I will share that right before I graduated with my MFA in 2007, I read Lorna Dee Cervante’s, DRIVE, which was published by Wings Press in 2006. For some reason the structure of the book really spoke to me. So, as I contemplated what to do with my manuscript I went back to her text, studied it, and decided to try to divide my manuscript up into sections or themes, as an experiment of sorts to help me try to get out of revision rut. I also read T.S. Eliot’s, The Waste Land, which Cervantes says was her inspiration for her book.

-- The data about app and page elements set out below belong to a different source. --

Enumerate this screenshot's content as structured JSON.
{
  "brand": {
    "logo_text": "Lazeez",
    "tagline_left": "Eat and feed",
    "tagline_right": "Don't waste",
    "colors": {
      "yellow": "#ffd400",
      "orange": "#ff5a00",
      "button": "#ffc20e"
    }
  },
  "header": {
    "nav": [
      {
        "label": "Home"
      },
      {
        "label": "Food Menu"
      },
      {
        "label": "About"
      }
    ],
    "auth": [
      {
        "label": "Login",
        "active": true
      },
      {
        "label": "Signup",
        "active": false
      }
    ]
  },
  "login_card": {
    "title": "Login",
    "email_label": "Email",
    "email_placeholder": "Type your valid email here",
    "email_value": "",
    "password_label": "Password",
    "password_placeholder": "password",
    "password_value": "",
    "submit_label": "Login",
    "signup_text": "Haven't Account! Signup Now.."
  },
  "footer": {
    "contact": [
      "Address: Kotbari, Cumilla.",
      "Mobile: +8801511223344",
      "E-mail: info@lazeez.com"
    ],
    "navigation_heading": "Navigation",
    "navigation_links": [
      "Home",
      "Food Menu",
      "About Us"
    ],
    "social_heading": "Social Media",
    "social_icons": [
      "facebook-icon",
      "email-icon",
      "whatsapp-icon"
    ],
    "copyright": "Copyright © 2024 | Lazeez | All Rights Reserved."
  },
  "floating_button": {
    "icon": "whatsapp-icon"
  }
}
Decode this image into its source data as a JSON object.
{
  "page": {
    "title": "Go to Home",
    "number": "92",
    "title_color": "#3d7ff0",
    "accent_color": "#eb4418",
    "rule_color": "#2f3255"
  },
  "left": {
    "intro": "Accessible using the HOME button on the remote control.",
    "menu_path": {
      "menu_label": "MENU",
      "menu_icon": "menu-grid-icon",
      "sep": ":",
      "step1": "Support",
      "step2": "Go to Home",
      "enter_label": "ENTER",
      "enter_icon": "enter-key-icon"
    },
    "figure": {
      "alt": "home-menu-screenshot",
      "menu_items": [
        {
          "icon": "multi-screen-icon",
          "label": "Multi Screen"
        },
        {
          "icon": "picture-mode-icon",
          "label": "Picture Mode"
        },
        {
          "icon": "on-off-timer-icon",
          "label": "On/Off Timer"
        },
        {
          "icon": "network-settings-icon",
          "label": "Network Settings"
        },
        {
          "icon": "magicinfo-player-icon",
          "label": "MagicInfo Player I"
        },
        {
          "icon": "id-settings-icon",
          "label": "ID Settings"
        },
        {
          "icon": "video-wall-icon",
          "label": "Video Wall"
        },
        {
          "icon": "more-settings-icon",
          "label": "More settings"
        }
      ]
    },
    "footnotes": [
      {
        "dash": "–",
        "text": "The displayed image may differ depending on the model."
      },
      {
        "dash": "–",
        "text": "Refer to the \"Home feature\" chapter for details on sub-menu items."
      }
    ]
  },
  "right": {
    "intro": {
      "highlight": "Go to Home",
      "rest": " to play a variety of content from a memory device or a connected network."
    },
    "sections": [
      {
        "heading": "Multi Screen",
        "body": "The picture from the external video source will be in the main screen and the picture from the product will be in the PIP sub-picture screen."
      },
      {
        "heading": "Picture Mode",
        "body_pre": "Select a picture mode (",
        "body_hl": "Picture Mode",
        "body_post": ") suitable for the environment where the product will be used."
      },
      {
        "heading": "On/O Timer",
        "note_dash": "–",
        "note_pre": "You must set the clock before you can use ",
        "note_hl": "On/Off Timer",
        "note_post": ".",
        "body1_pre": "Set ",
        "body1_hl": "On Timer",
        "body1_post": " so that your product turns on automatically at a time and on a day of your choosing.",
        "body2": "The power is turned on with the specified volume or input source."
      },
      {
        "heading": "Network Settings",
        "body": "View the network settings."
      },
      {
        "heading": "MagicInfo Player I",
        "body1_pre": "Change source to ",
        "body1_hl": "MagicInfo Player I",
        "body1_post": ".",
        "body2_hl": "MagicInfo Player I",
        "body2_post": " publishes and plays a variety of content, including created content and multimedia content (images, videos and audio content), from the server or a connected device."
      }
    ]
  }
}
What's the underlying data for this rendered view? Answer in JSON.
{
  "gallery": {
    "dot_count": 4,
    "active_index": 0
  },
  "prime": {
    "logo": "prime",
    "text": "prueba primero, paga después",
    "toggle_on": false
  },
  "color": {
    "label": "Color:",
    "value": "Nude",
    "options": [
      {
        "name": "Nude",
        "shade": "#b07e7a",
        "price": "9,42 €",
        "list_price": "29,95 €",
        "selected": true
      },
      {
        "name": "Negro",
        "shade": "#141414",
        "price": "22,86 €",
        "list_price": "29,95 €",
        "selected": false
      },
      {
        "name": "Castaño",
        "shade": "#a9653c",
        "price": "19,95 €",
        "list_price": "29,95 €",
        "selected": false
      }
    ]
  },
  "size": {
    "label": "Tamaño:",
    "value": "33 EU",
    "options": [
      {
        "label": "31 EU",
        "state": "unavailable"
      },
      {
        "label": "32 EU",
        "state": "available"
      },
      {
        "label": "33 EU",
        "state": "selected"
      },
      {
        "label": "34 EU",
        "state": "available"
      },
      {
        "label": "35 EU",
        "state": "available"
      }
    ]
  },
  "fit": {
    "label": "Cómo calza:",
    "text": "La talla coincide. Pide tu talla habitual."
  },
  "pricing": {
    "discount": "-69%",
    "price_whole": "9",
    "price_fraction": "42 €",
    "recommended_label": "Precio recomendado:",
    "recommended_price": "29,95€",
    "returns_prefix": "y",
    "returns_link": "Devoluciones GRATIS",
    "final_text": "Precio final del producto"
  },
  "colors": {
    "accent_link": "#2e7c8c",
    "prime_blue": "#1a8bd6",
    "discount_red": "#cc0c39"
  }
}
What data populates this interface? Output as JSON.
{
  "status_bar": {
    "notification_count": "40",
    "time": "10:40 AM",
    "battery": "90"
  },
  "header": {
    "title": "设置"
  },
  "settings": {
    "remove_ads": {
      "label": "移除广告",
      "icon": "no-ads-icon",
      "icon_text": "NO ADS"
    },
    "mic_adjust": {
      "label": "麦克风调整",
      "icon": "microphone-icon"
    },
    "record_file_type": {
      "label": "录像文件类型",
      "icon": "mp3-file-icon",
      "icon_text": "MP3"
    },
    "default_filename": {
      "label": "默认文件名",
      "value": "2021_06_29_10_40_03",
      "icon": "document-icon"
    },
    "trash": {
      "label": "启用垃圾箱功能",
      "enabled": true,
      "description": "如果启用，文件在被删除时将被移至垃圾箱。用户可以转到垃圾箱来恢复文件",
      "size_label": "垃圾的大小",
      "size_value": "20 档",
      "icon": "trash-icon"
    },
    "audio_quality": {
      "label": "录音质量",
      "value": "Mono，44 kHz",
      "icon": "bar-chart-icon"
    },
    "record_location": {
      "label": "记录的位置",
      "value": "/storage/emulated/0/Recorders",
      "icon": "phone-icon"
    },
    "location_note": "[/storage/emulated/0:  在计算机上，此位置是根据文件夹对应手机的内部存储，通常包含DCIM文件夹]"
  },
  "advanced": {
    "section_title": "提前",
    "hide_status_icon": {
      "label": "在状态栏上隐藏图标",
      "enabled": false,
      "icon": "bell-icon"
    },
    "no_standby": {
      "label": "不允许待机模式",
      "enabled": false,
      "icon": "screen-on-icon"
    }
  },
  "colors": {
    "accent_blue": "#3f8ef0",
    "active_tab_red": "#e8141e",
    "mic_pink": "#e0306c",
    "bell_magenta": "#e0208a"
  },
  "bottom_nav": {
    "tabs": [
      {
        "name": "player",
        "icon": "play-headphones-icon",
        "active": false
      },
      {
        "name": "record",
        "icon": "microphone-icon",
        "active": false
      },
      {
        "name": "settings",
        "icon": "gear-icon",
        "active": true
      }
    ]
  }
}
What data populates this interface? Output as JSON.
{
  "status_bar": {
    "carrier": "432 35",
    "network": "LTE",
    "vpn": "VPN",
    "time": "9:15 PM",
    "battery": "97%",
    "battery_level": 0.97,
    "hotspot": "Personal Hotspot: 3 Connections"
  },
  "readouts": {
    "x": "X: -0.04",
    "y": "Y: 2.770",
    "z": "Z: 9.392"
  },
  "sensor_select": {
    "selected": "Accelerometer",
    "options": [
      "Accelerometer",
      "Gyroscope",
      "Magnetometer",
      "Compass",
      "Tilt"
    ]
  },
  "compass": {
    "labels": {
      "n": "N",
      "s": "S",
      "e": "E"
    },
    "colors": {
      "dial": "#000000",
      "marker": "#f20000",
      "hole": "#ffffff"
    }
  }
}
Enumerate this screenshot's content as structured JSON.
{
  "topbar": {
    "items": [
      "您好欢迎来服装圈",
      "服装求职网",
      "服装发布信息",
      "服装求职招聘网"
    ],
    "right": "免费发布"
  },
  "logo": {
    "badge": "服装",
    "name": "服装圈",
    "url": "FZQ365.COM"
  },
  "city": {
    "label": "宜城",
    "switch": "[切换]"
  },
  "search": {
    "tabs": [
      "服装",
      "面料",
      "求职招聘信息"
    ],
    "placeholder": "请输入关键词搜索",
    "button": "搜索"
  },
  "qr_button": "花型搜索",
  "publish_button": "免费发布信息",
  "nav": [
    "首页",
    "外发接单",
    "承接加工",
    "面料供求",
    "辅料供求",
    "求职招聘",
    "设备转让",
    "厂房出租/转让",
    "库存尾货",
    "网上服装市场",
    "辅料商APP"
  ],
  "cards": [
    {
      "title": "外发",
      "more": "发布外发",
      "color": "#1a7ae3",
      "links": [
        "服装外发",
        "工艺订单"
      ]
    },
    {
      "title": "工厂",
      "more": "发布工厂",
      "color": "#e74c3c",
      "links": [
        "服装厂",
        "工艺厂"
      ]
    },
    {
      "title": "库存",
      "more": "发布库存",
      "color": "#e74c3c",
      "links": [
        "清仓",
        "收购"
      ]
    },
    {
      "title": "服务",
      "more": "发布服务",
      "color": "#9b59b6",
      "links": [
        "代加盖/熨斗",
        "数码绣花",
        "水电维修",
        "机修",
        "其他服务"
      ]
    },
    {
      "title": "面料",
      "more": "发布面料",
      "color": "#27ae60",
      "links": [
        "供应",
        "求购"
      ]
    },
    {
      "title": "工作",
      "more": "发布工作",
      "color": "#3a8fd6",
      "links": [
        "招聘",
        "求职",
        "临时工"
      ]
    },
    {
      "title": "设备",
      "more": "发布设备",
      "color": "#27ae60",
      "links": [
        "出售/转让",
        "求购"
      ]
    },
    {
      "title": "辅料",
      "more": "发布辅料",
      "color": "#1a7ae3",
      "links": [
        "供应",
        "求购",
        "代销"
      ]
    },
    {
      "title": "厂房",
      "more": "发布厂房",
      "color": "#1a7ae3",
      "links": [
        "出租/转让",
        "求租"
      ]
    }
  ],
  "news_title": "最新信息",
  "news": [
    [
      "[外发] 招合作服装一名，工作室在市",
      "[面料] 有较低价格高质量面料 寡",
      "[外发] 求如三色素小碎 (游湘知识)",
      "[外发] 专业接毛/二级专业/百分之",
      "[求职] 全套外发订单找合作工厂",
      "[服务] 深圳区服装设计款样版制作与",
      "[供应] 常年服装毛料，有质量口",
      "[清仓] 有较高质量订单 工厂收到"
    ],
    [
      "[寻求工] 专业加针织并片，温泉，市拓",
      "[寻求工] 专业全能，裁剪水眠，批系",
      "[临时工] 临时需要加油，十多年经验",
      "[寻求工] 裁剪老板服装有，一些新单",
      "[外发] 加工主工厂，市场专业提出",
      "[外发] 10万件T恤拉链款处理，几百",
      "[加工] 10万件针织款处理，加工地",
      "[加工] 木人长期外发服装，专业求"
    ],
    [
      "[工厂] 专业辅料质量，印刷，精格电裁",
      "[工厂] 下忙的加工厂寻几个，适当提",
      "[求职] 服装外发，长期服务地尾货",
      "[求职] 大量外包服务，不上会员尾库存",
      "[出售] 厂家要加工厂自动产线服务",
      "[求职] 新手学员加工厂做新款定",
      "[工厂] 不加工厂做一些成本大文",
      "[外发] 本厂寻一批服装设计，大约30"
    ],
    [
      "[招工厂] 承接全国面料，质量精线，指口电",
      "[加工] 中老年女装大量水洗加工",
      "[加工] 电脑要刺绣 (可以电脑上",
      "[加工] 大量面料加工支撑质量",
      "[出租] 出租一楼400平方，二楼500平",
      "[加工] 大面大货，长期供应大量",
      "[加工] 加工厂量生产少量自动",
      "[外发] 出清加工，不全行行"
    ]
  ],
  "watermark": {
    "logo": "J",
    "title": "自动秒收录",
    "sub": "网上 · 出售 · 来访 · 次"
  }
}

As I read and reread my work I came up with the four “obsessions” from the poems I had written: family, land, faith, and love. I took out all the poems that didn’t fit into any of these categories and then got to writing some to fill in what I felt were gaps in some of the sections—gaps in voice or perspective, or character. It was helpful to have a guide and Cervantes and Eliot were stellar ones. Right now as I’m working on my second collection, which is actually a book-length poem, I’m doing something similar in the sense that I’ve been and continue to read as many book-length poems as I can to see how others have worked with form, voice, rhythm, and language.
My only piece of advice is to read other people’s work and witness and think about their choices; then read your own work with as much attention and intent and then feel your way through it. The order will appear. Order always somehow does.
Celeste Guzmán Mendoza is a native of San Antonio, Texas. Her poems have been published in Poet Lore, Borderlands, Salamander, and other journals. She has also had essays and poems appear in the following anthologies: This Promiscuous Light: Young Women Poets of San Antonio (Wings Press: 1996), Floricanto Sí!: A Collection of Latina Poetry, (Penguin:1998); Red Boots and Attitude: The Spirit of Texas Women Writers (Eakin Press: 2003), and Telling Tongues: A L@tina Anthology on Language Experience (Calaca Press: 2007), among others. Her chapbook of poetry, Cande te estoy llamando, won the Poesía Tejana Prize from Wings Press. Mendoza received her bachelor's degree in English literature and Theatre from Barnard College. She holds a MFA in Poetry from the Bennington Writing Seminars and a Certificate in Spanish from the Universidad Nacional Autónoma de México. She has received writing residencies from Macondo Writing Workshops as Hedgebrook for Women Writers. She is a co-founder of CantoMundo, a master workshop for Latina/o poets. Mendoza is also a playwright. Her original play, Burnt Sienna, won the 1996 American College Theatre Festival's Ten Minute Play Award. Her plays have been produced by the Guadalupe Cultural Arts Center and Teatro Vivo. Mendoza lives in Austin, Texas, with her husband. She currently works as the Associate Director of Development at LLILAS Benson of the University of Texas at Austin. She has more than fifteen years of fundraising experience.